Remember to use clear headings and include call to actions. Focus on describing your approach, presenting your brand promise and listing benefits why to hire you, before you get to your packages (keep your ideal client in mind, when you do that). When building content heavy pages in Squarespace it helps to use Index pages (if your template allows stacked index pages). This way you can reuse sections easily by duplicating blocks, as well as assigning various styles through code, if general style settings don’t work well.
6. Test your pricing page
Once you’ve implemented your pricing page, remember that it can and should evolve to ensure that as your business is maturing or pivoting, communication on your pricing page is reflective of your direction. Keep making the right adjustments in your presentation to lead the change in your business.
What you can do: A/B test your layouts, your offerings, costs or lack of those. Change up your page design and your brand promise. Analyze what kind of inquiries you receive after each change, and make the right iterations until you are happy with the business you are getting.
Extra tip: Try out Squaremuse Pricing Kit
If you are stuck, either from lack of inspiration or due to Squarespace limitations, there are ready made solutions which you can purchase to get yourself a powerful pricing page. Consider Squaremuse Pricing Kit, which is a page made out of 10+ custom blocks or 30+ if you purchase a style bundle. It offers a variety of layouts: package blocks, add-ons and features blocks, info blocks, testimonials, process and faqs, press features, video blocks and contact form. On top of it, you can choose from 3 available styles to match your brand aesthetic and enhance your visual presentation across the whole site not only your pricing page. You can see all the available options here. Go ahead and catch a great deal - get a Style Bundle (2 Pricing Kits + 1 free).
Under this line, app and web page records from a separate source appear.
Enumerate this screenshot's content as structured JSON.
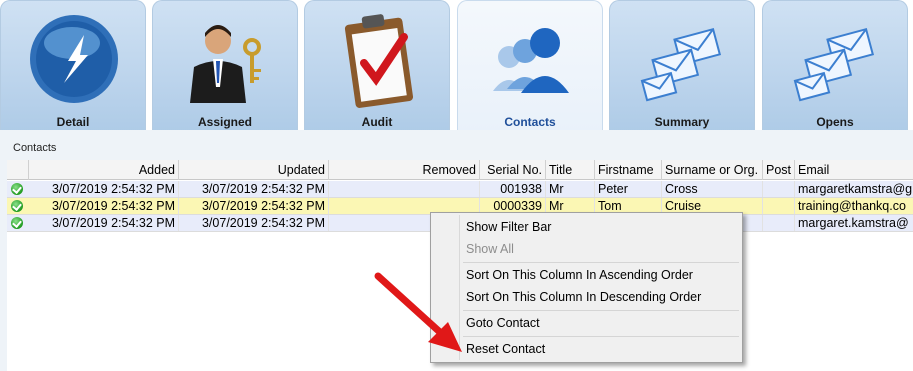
{
  "tabs": [
    {
      "label": "Detail",
      "icon": "lightning-globe-icon",
      "active": false
    },
    {
      "label": "Assigned",
      "icon": "businessman-key-icon",
      "active": false
    },
    {
      "label": "Audit",
      "icon": "clipboard-check-icon",
      "active": false
    },
    {
      "label": "Contacts",
      "icon": "people-group-icon",
      "active": true
    },
    {
      "label": "Summary",
      "icon": "envelopes-icon",
      "active": false
    },
    {
      "label": "Opens",
      "icon": "envelopes-icon",
      "active": false
    }
  ],
  "panel": {
    "caption": "Contacts"
  },
  "grid": {
    "columns": [
      "Added",
      "Updated",
      "Removed",
      "Serial No.",
      "Title",
      "Firstname",
      "Surname or Org.",
      "Post",
      "Email"
    ],
    "rows": [
      {
        "status": "check-icon",
        "added": "3/07/2019 2:54:32 PM",
        "updated": "3/07/2019 2:54:32 PM",
        "removed": "",
        "serial": "001938",
        "title": "Mr",
        "firstname": "Peter",
        "surname": "Cross",
        "post": "",
        "email": "margaretkamstra@g"
      },
      {
        "status": "check-icon",
        "added": "3/07/2019 2:54:32 PM",
        "updated": "3/07/2019 2:54:32 PM",
        "removed": "",
        "serial": "0000339",
        "title": "Mr",
        "firstname": "Tom",
        "surname": "Cruise",
        "post": "",
        "email": "training@thankq.co"
      },
      {
        "status": "check-icon",
        "added": "3/07/2019 2:54:32 PM",
        "updated": "3/07/2019 2:54:32 PM",
        "removed": "",
        "serial": "",
        "title": "",
        "firstname": "",
        "surname": "",
        "post": "",
        "email": "margaret.kamstra@"
      }
    ]
  },
  "context_menu": {
    "items": [
      {
        "label": "Show Filter Bar",
        "enabled": true
      },
      {
        "label": "Show All",
        "enabled": false
      },
      {
        "label": "Sort On This Column In Ascending Order",
        "enabled": true
      },
      {
        "label": "Sort On This Column In Descending Order",
        "enabled": true
      },
      {
        "label": "Goto Contact",
        "enabled": true
      },
      {
        "label": "Reset Contact",
        "enabled": true
      }
    ]
  },
  "colors": {
    "annotation_arrow": "#e01818",
    "highlight_row": "#fbf7b4",
    "active_tab_text": "#1f4f9a"
  }
}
Not sure how a pricing page might help your photography business in the first place? Check out this helpful article on how positioning your brand and showing your pricing on the page will save you a lot of time and get you the right client.